EXERCISE: Return the entries that follow exactly, with no images.

DATASET RECORDS:
# # #

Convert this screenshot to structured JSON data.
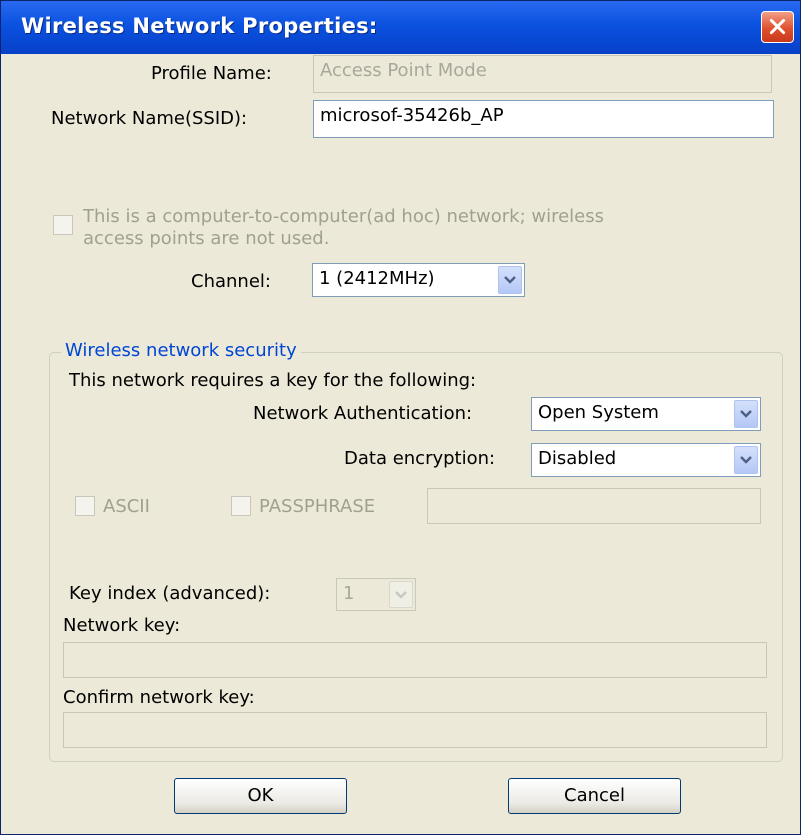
{
  "window": {
    "title": "Wireless Network Properties:"
  },
  "profile": {
    "label": "Profile Name:",
    "value": "Access Point Mode"
  },
  "ssid": {
    "label": "Network Name(SSID):",
    "value": "microsof-35426b_AP"
  },
  "adhoc": {
    "label_line1": "This is a computer-to-computer(ad hoc) network; wireless",
    "label_line2": "access points are not used.",
    "checked": false
  },
  "channel": {
    "label": "Channel:",
    "value": "1  (2412MHz)"
  },
  "security": {
    "legend": "Wireless network security",
    "requires_text": "This network requires a key for the following:",
    "auth_label": "Network Authentication:",
    "auth_value": "Open System",
    "encryption_label": "Data encryption:",
    "encryption_value": "Disabled",
    "ascii_label": "ASCII",
    "passphrase_label": "PASSPHRASE",
    "passphrase_value": "",
    "key_index_label": "Key index (advanced):",
    "key_index_value": "1",
    "network_key_label": "Network key:",
    "network_key_value": "",
    "confirm_key_label": "Confirm network key:",
    "confirm_key_value": ""
  },
  "buttons": {
    "ok": "OK",
    "cancel": "Cancel"
  },
  "colors": {
    "titlebar": "#0a52e0",
    "dialog_bg": "#ece9d8",
    "legend": "#0046d5",
    "close": "#e0502e"
  }
}
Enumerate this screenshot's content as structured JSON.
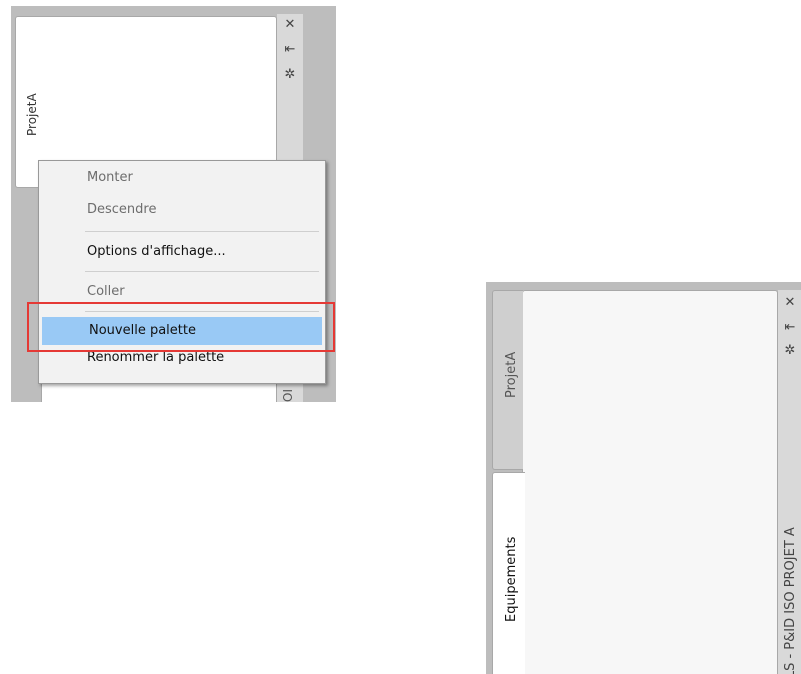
{
  "left_palette": {
    "tab_label": "ProjetA",
    "strip_partial_label": "OI",
    "controls": {
      "close": "✕",
      "pin": "⇤",
      "settings": "✲"
    },
    "context_menu": {
      "items": [
        {
          "label": "Monter",
          "enabled": false,
          "selected": false
        },
        {
          "label": "Descendre",
          "enabled": false,
          "selected": false
        },
        {
          "label": "Options d'affichage...",
          "enabled": true,
          "selected": false
        },
        {
          "label": "Coller",
          "enabled": false,
          "selected": false
        },
        {
          "label": "Nouvelle palette",
          "enabled": true,
          "selected": true
        },
        {
          "label": "Renommer la palette",
          "enabled": true,
          "selected": false
        }
      ]
    },
    "highlight_color": "#e53935"
  },
  "right_palette": {
    "tabs": [
      {
        "label": "ProjetA",
        "active": false
      },
      {
        "label": "Equipements",
        "active": true
      }
    ],
    "strip_label": "ILS - P&ID ISO PROJET A",
    "controls": {
      "close": "✕",
      "pin": "⇤",
      "settings": "✲"
    }
  },
  "colors": {
    "selection": "#99c9f5",
    "panel_bg": "#bdbdbd"
  }
}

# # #

ANSWER:
Convert this screenshot to structured JSON data.
{
  "window": {
    "title": "Wireless Network Properties:"
  },
  "profile": {
    "label": "Profile Name:",
    "value": "Access Point Mode"
  },
  "ssid": {
    "label": "Network Name(SSID):",
    "value": "microsof-35426b_AP"
  },
  "adhoc": {
    "label_line1": "This is a computer-to-computer(ad hoc) network; wireless",
    "label_line2": "access points are not used.",
    "checked": false
  },
  "channel": {
    "label": "Channel:",
    "value": "1  (2412MHz)"
  },
  "security": {
    "legend": "Wireless network security",
    "requires_text": "This network requires a key for the following:",
    "auth_label": "Network Authentication:",
    "auth_value": "Open System",
    "encryption_label": "Data encryption:",
    "encryption_value": "Disabled",
    "ascii_label": "ASCII",
    "passphrase_label": "PASSPHRASE",
    "passphrase_value": "",
    "key_index_label": "Key index (advanced):",
    "key_index_value": "1",
    "network_key_label": "Network key:",
    "network_key_value": "",
    "confirm_key_label": "Confirm network key:",
    "confirm_key_value": ""
  },
  "buttons": {
    "ok": "OK",
    "cancel": "Cancel"
  },
  "colors": {
    "titlebar": "#0a52e0",
    "dialog_bg": "#ece9d8",
    "legend": "#0046d5",
    "close": "#e0502e"
  }
}
Enumerate this screenshot's content as structured JSON.
{
  "left_palette": {
    "tab_label": "ProjetA",
    "strip_partial_label": "OI",
    "controls": {
      "close": "✕",
      "pin": "⇤",
      "settings": "✲"
    },
    "context_menu": {
      "items": [
        {
          "label": "Monter",
          "enabled": false,
          "selected": false
        },
        {
          "label": "Descendre",
          "enabled": false,
          "selected": false
        },
        {
          "label": "Options d'affichage...",
          "enabled": true,
          "selected": false
        },
        {
          "label": "Coller",
          "enabled": false,
          "selected": false
        },
        {
          "label": "Nouvelle palette",
          "enabled": true,
          "selected": true
        },
        {
          "label": "Renommer la palette",
          "enabled": true,
          "selected": false
        }
      ]
    },
    "highlight_color": "#e53935"
  },
  "right_palette": {
    "tabs": [
      {
        "label": "ProjetA",
        "active": false
      },
      {
        "label": "Equipements",
        "active": true
      }
    ],
    "strip_label": "ILS - P&ID ISO PROJET A",
    "controls": {
      "close": "✕",
      "pin": "⇤",
      "settings": "✲"
    }
  },
  "colors": {
    "selection": "#99c9f5",
    "panel_bg": "#bdbdbd"
  }
}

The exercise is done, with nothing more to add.